Down 21-3 still, the game was getting away from SU, but very much a competitive matchup. Mahoney locked in on Nykeim Johnson downfield on a broken third down play, however, and just heaved it into traffic. Easy pick, and a backbreaker for the Orange comeback effort. Louisville scored on the next play.

Rex Culpepper’s entrance

Culpepper actually starts off by delivering some solid passes near receivers, even if slightly off the mark. Erv’s had a great career, obviously, though I will say he missed on the same ball twice (both pretty catchable) -- plays that could have yielded first downs and potentially changed some momentum.

While I don’t love the called runs for Culpepper, he did manage to do some nice work with his legs when called upon (and especially when improvising). It wasn’t perfect, and certainly wasn’t at an Eric Dungey level. But it did work in spurts.

NCAA Football: Syracuse at Louisville Jamie Rhodes-USA TODAY Sports

Culpepper’s first interception (12:38 left in third quarter)

The run was working really well with Moe Neal bursting pass some solid blocking up front, but you do want to mix in the pass a little here and there. They did, and it was picked off.

Over on the left hash mark, it was either underthrown or over overthrown between two receivers. In any case, a bad ball and one that ended any real shot SU would’ve had to come back (if there was one at all).

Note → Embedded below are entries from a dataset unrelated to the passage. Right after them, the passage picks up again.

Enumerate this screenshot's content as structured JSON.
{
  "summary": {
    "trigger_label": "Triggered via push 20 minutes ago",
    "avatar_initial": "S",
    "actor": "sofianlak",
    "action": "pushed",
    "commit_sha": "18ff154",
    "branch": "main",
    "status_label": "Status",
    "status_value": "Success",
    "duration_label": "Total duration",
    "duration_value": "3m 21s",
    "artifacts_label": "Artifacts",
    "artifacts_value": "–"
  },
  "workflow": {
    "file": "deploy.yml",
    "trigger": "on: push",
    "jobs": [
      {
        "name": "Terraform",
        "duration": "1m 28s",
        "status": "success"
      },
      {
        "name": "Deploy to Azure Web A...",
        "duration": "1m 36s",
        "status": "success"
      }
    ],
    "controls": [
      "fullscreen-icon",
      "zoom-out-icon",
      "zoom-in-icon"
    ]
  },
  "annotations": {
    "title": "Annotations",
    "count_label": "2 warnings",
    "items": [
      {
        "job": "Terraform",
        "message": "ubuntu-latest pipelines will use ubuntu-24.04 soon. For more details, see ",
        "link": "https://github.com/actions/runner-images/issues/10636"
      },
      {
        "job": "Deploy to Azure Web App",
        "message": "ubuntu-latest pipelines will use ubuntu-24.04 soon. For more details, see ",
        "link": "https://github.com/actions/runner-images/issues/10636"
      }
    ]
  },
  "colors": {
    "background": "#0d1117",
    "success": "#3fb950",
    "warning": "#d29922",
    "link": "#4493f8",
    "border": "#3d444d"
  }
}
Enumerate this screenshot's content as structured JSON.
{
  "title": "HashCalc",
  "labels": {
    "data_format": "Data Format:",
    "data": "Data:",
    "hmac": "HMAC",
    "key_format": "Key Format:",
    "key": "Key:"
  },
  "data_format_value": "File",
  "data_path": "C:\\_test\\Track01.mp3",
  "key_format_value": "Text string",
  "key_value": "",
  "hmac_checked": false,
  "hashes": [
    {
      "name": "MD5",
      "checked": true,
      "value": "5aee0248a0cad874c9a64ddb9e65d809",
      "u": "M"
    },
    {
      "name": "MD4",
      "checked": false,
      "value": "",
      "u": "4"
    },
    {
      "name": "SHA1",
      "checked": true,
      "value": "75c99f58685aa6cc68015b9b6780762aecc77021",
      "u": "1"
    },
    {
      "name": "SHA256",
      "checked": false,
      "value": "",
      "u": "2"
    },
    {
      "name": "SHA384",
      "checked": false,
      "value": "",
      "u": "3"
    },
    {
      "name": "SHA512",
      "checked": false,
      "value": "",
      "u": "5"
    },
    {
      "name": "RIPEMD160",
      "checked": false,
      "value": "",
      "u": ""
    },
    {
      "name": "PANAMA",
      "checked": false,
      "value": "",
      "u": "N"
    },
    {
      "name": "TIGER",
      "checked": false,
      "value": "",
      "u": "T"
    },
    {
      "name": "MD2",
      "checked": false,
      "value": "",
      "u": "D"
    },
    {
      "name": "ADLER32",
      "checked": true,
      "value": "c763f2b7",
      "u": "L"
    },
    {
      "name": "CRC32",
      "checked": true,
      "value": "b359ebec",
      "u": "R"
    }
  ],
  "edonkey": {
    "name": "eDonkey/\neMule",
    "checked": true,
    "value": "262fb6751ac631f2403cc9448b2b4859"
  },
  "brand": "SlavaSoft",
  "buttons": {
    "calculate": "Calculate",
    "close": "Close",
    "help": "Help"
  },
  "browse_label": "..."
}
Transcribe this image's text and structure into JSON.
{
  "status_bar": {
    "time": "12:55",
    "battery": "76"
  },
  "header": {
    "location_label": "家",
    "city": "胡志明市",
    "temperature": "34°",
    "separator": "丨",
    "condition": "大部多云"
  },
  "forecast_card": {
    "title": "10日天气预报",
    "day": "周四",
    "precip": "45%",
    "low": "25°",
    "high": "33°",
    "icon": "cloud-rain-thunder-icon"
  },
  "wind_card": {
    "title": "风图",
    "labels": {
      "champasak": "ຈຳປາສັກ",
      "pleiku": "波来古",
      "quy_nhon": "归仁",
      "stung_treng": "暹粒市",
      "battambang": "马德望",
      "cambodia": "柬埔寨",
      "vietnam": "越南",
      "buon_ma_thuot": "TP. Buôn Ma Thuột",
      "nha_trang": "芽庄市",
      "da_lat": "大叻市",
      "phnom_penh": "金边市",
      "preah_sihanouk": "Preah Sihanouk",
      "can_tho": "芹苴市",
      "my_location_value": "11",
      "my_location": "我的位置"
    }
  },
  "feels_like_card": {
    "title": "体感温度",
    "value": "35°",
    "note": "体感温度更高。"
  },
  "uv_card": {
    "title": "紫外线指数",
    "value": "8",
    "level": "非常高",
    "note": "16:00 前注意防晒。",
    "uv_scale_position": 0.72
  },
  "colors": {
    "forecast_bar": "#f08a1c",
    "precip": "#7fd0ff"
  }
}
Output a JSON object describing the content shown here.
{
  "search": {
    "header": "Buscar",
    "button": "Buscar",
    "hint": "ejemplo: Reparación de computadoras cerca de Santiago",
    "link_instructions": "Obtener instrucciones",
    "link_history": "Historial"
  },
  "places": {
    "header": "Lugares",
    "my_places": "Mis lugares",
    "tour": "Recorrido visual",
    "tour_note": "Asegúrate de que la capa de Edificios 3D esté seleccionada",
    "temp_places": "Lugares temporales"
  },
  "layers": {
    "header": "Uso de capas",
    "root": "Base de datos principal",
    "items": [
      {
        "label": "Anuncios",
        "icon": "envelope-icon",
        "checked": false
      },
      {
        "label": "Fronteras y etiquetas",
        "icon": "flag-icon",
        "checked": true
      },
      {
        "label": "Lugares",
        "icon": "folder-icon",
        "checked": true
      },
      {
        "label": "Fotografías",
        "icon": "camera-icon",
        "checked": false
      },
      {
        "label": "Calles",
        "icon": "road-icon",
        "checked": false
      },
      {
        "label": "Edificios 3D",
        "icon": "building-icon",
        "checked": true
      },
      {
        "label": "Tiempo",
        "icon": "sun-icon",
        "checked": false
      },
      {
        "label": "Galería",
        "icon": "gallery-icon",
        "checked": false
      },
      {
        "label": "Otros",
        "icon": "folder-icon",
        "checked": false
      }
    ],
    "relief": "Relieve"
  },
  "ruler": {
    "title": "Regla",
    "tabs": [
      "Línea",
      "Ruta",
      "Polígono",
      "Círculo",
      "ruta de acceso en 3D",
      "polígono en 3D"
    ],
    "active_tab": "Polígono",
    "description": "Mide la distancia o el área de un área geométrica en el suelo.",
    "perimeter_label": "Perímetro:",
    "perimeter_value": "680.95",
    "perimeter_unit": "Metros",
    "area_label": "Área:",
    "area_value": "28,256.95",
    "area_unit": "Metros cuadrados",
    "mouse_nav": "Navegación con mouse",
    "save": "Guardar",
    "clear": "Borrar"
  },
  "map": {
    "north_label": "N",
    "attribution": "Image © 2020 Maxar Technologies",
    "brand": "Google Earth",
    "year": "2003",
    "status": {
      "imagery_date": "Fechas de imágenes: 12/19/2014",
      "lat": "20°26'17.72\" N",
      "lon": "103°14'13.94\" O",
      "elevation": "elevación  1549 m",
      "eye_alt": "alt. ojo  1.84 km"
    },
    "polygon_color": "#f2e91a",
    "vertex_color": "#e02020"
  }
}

Culpepper’s second interception (1:00 left in third quarter)

Syracuse appeared to re-establish itself a little on offense with a run-focused approach relying on swing passes to the sideline too. It wasn’t anything overly inventive, but it was something more similar to what we’re usually seeing from this offense. Tempo was back a bit and Culpepper started to get more comfortable.

Despite driving the furthest they had since the first quarter, though, the pass eventually took precedence over a more effective run and resulted in a pick. Culpepper overthrew Ishmael near the end zone while he was well covered and it was returned to about midfield. The run was working and Louisville’s defense didn’t care anymore. Why not just keep moving the ball on the ground?


Doesn’t matter. Way to go running one in though, Erv.

NCAA Football: Clemson at Syracuse Gregory Fisher-USA TODAY Sports

As mentioned, the run game was effective, but Syracuse seemed to abandon it at odd points in drives (or the game, generally). SU averaged 4.4 yards per carry and nearly hit the 200-yard mark on the contest. Neal had his best all-around day as a member of the program and definitely gets us excited for what’s to come if he potentially takes over a larger role in this offense come 2018.

That said, Culpepper’s throwing left much to be desired. It’s something we’ll be honing in on vs. Boston College now, as he likely gets a full week to work with the first team and really get a feel for the offense and its receivers.

Have to say it was weird seeing designed runs for him too. He’s not a dual-threat. One would think we’d take those out -- and admittedly, he did well when forced to move and pick up yards as the pocket broke down.

Also, for those keeping tabs on the younger guys, who sort of worked themselves in during the second half:

  • Culpepper: 8-of-19, 89 passing yards, 2 INT (plus 47 rushing yards)
  • Markenzy Pierre: 10 carries for 26 yards; can’t say he showed us much
  • Nykeim Johnson: 3 touches, 25 yards; also got work on kick returns
  • Chris Elmore: 2 rushes, 6 yards (which is fine)
  • Devin C. Butler: 5 catches, 63 yards
  • Sean Riley: 1 catch, 23 yards